Given how common place super heroes had become, original ideas for them were short. Odd as Madam Fatal is, you can say it isn't original.

Below the Madam Fatal from Crack Comics #3 (July 1940).

 45 //46 //47 //48 //49

Since so many of the original sites hosting  Madam Fatal 's comics have gone down. I will be working to restore them to the net. In short, more Madam Fatal to come!

Thursday, June 14, 2012

Hemlock Shomes and Poston

Military May didn't end as I would have hope. It was missing one key post, the story of Chop-Chop. School is taking up more time than I thought it would, so please wait for this post until I can do it justice.

Until I hope you enjoy some regularly scheduled programming.

Have some Hemlock Shomes from Mystery Men #12.

Sunday, June 3, 2012

Private Dogtag and the Radio Tooth

Have you heard the story about tooth filling picking up radio signals? It is a widely speard urban legend on the US, apparently dating back to a television interview with Lucille Ball. has an article quoting the interview.

If it is something you desire to happen you, you might think getting your tooth filled with an actual radio will guarantee it to work. If so, let this comic be a warning to you. Since science really works this way!

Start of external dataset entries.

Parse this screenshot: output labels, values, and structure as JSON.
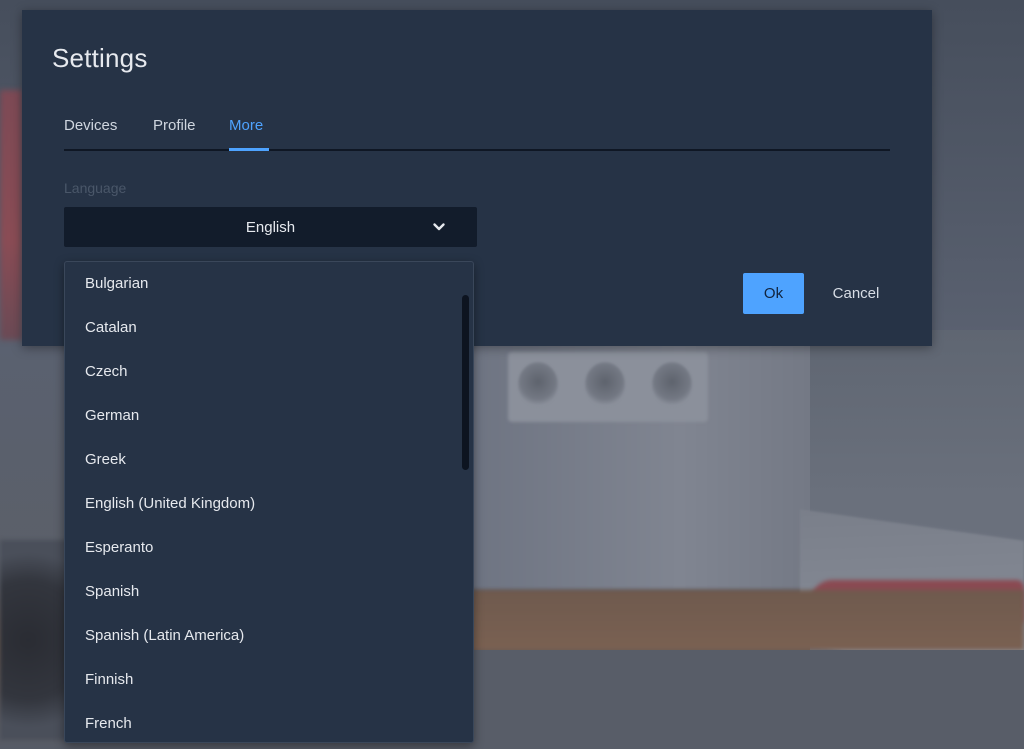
{
  "dialog": {
    "title": "Settings",
    "tabs": [
      {
        "label": "Devices"
      },
      {
        "label": "Profile"
      },
      {
        "label": "More",
        "active": true
      }
    ],
    "language_label": "Language",
    "language_selected": "English",
    "ok_label": "Ok",
    "cancel_label": "Cancel"
  },
  "dropdown": {
    "items": [
      "Bulgarian",
      "Catalan",
      "Czech",
      "German",
      "Greek",
      "English (United Kingdom)",
      "Esperanto",
      "Spanish",
      "Spanish (Latin America)",
      "Finnish",
      "French"
    ]
  },
  "icons": {
    "select_chevron": "chevron-down-icon"
  },
  "colors": {
    "accent": "#4ea3ff",
    "dialog_bg": "#263346",
    "select_bg": "#121c2b"
  }
}
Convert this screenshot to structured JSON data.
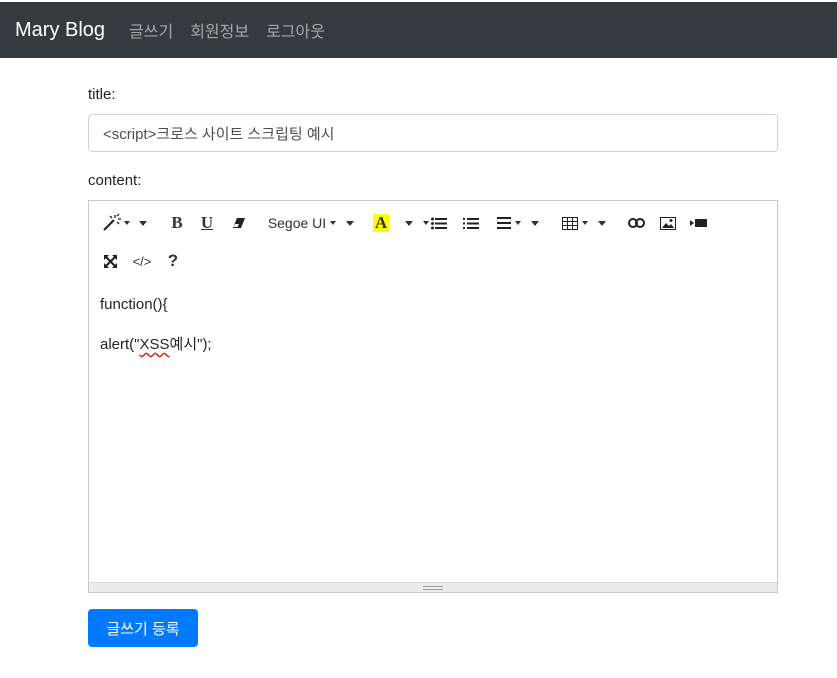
{
  "navbar": {
    "brand": "Mary Blog",
    "links": [
      "글쓰기",
      "회원정보",
      "로그아웃"
    ],
    "background": "#343a40"
  },
  "form": {
    "title_label": "title:",
    "title_value": "<script>크로스 사이트 스크립팅 예시",
    "content_label": "content:",
    "content_lines": [
      "function(){",
      "alert(\"XSS예시\");"
    ],
    "submit_label": "글쓰기 등록",
    "submit_color": "#007bff"
  },
  "toolbar": {
    "font_name": "Segoe UI",
    "icons": [
      "magic-icon",
      "bold-icon",
      "underline-icon",
      "eraser-icon",
      "font-name-dropdown",
      "font-color-icon",
      "unordered-list-icon",
      "ordered-list-icon",
      "paragraph-align-icon",
      "table-icon",
      "link-icon",
      "picture-icon",
      "video-icon",
      "fullscreen-icon",
      "code-view-icon",
      "help-icon"
    ]
  }
}
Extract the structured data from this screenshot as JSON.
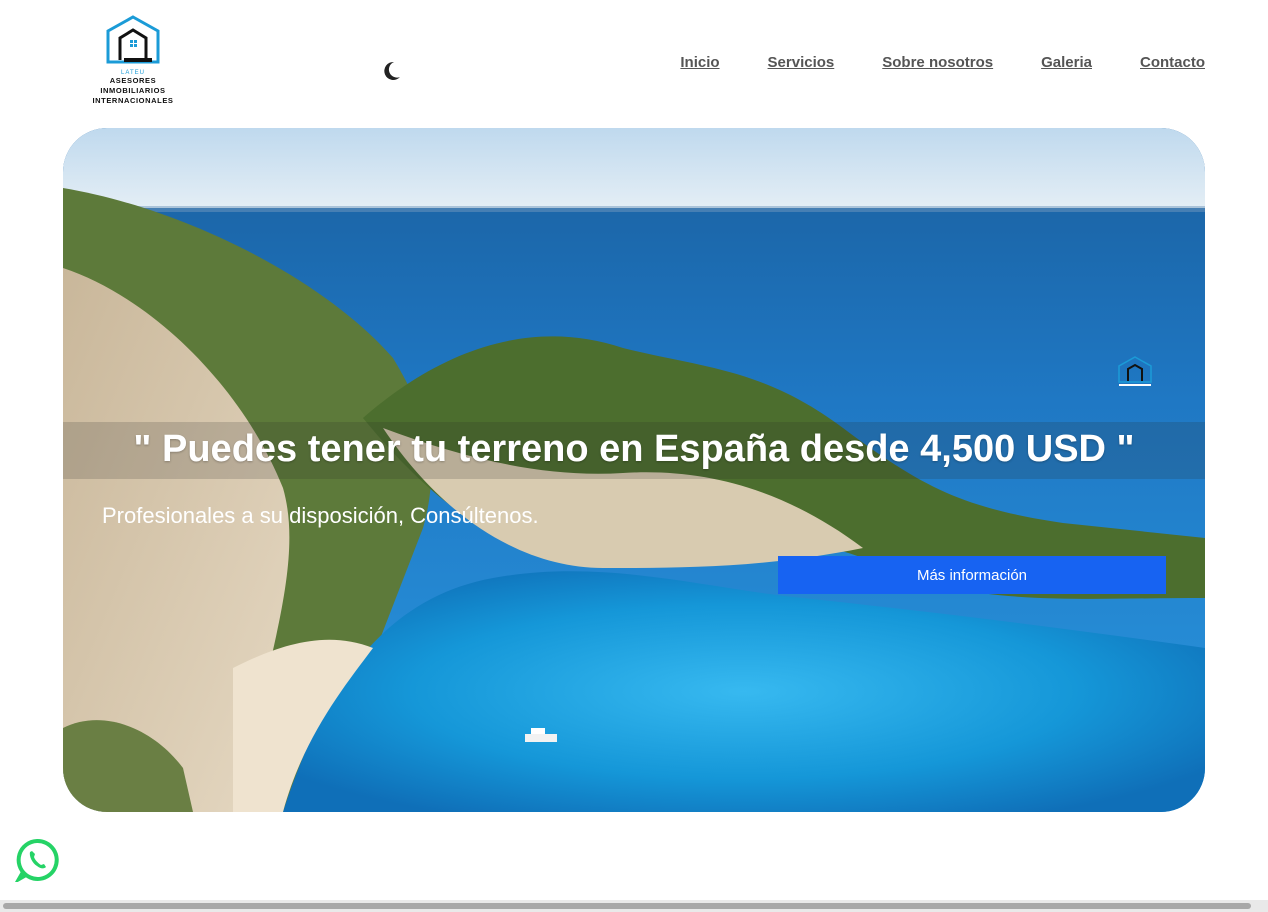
{
  "brand": {
    "short_name": "LATEU",
    "line1": "ASESORES INMOBILIARIOS",
    "line2": "INTERNACIONALES",
    "accent_color": "#1b9bd7"
  },
  "header": {
    "theme_toggle_icon": "moon-icon",
    "nav": {
      "home": "Inicio",
      "services": "Servicios",
      "about": "Sobre nosotros",
      "gallery": "Galeria",
      "contact": "Contacto"
    }
  },
  "hero": {
    "title": "\" Puedes tener tu terreno en España desde 4,500 USD \"",
    "subtitle": "Profesionales a su disposición, Consúltenos.",
    "button_label": "Más información",
    "button_color": "#1763f2"
  },
  "floating": {
    "whatsapp_icon": "whatsapp-icon",
    "whatsapp_color": "#25d366"
  }
}
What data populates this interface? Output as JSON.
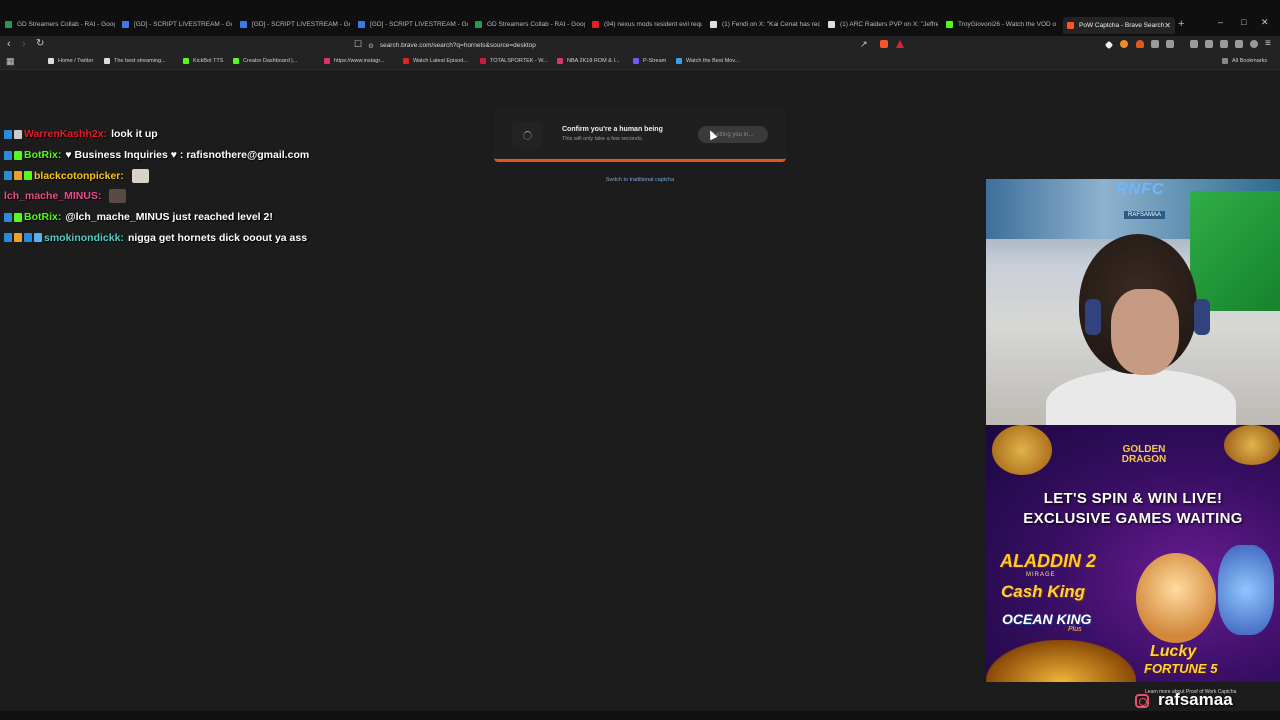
{
  "browser": {
    "tabs": [
      {
        "title": "GD Streamers Collab - RAI - Googl",
        "icon": "sheets-icon",
        "color": "#1e9e52"
      },
      {
        "title": "[GD] - SCRIPT LIVESTREAM - Goog",
        "icon": "docs-icon",
        "color": "#3b7be8"
      },
      {
        "title": "[GD] - SCRIPT LIVESTREAM - Goog",
        "icon": "docs-icon",
        "color": "#3b7be8"
      },
      {
        "title": "[GD] - SCRIPT LIVESTREAM - Goog",
        "icon": "docs-icon",
        "color": "#3b7be8"
      },
      {
        "title": "GD Streamers Collab - RAI - Googl",
        "icon": "sheets-icon",
        "color": "#1e9e52"
      },
      {
        "title": "(94) nexus mods resident evil requ",
        "icon": "youtube-icon",
        "color": "#e22222"
      },
      {
        "title": "(1) Fendi on X: \"Kai Cenat has req",
        "icon": "x-icon",
        "color": "#dddddd"
      },
      {
        "title": "(1) ARC Raiders PVP on X: \"Jeffrey",
        "icon": "x-icon",
        "color": "#dddddd"
      },
      {
        "title": "TroyGiovoni26 - Watch the VOD on",
        "icon": "kick-icon",
        "color": "#53fc18"
      },
      {
        "title": "PoW Captcha - Brave Search",
        "icon": "brave-icon",
        "color": "#fb542b"
      }
    ],
    "url": "search.brave.com/search?q=hornets&source=desktop",
    "bookmarks": [
      {
        "label": "Home / Twitter",
        "color": "#dddddd"
      },
      {
        "label": "The best streaming...",
        "color": "#dddddd"
      },
      {
        "label": "KickBot TTS",
        "color": "#53fc18"
      },
      {
        "label": "Creator Dashboard |...",
        "color": "#53fc18"
      },
      {
        "label": "https://www.instagr...",
        "color": "#e1306c"
      },
      {
        "label": "Watch Latest Episod...",
        "color": "#e22222"
      },
      {
        "label": "TOTALSPORTEK - W...",
        "color": "#d21a3a"
      },
      {
        "label": "NBA 2K18 ROM & I...",
        "color": "#d2386f"
      },
      {
        "label": "P-Stream",
        "color": "#6d5cff"
      },
      {
        "label": "Watch the Best Mov...",
        "color": "#3aa0e8"
      }
    ],
    "all_bookmarks": "All Bookmarks"
  },
  "captcha": {
    "title": "Confirm you're a human being",
    "subtitle": "This will only take a few seconds.",
    "button": "Letting you in...",
    "switch_link": "Switch to traditional captcha",
    "accent": "#e0561c"
  },
  "chat": [
    {
      "user": "WarrenKashh2x:",
      "user_color": "#e11d2a",
      "text": "look it up",
      "badges": [
        "#2b8bd8",
        "#cccccc"
      ]
    },
    {
      "user": "BotRix:",
      "user_color": "#53fc18",
      "text": "♥ Business Inquiries ♥ : rafisnothere@gmail.com",
      "badges": [
        "#2b8bd8",
        "#53fc18"
      ]
    },
    {
      "user": "blackcotonpicker:",
      "user_color": "#f5c518",
      "text": "",
      "badges": [
        "#2b8bd8",
        "#f0a020",
        "#53fc18"
      ],
      "emote": true
    },
    {
      "user": "lch_mache_MINUS:",
      "user_color": "#e94d8a",
      "text": "",
      "badges": [],
      "emote": true
    },
    {
      "user": "BotRix:",
      "user_color": "#53fc18",
      "text": "@lch_mache_MINUS just reached level 2!",
      "badges": [
        "#2b8bd8",
        "#53fc18"
      ]
    },
    {
      "user": "smokinondickk:",
      "user_color": "#4fd1c5",
      "text": "nigga get hornets dick ooout ya ass",
      "badges": [
        "#2b8bd8",
        "#f0a020",
        "#2b8bd8",
        "#4fb6f0"
      ]
    }
  ],
  "webcam": {
    "logo": "RNFC",
    "banner": "RAFSAMAA"
  },
  "ad": {
    "brand": "GOLDEN DRAGON",
    "headline1": "LET'S SPIN & WIN LIVE!",
    "headline2": "EXCLUSIVE GAMES WAITING",
    "game1": "ALADDIN 2",
    "game1_sub": "MIRAGE",
    "game2": "Cash King",
    "game3": "OCEAN KING",
    "game3_sub": "Plus",
    "game4": "Lucky",
    "game4_sub": "FORTUNE 5"
  },
  "overlay": {
    "pow_note": "Learn more about Proof of Work Captcha",
    "handle": "rafsamaa"
  }
}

Also, seek help, because that is kind of crazy.

Private Dogtag From Military Comics #25 (1944) Bart Tumey.

31 //32 //33 //34 //35 //36 //37 //38 //39

Sunday, May 27, 2012


Today, I celebrate my birthday. As I sit here it write this post I find that I m too lazy, so have this.

From Don Fortune #2

Saturday, May 26, 2012

Wang the Tiger: The Man Without Fear

This issue of Military Comics features a lot of interesting things. One of the best The Sniper stories, a Private Dogtag that could make an analytical essay on 1940s history or female objectification a few pages fatter,  and the key feature, a Blackhawk story taking place in China.

It isn't weird for the Balckhawks to have a story in China, they do their work all over the world. China was also struggling against Japan too, so an international, allies aligned force would want to help there. What is weird the turn the story takes.

China has it's own superhero, Wang the Tiger. This is an anomaly in a wartime comic. (Military Comics #25, dated Jan. 1944.) I don't want to spoil too much of what you are about to read, but be ready for a "classic" costume.

Also be ready for the "Ugh, why?" of Chop-chop's caricature. Now, I'm going to add a hopefully big post on Chop-Chop, but this deserves noting here. While all the Chinese people in this story are drawn like normal humans Chop-chop is still a bizarre looking little person.
Line art by John Cassone; Inks by Alex Kotzky
 03 //04 //05 //06 //07 //08 //09 //10 //11 //12 //13 //14 //15 //16 //17

It is possible that Wang the Tiger is a reference to The House of Earth trilogy, a early 1930s series by Pearl S. Buck. The lead character in the first book is Wang the Third/The Tiger.

Interesting too is the this new hero seem to share Military Comics disdain for superpowers, special gadgets, and flashy costumes. Well, I guess that last part is debatable.  

Wang the Tiger never shows up again in Quality Comics and to my knowledge DC has never used him either.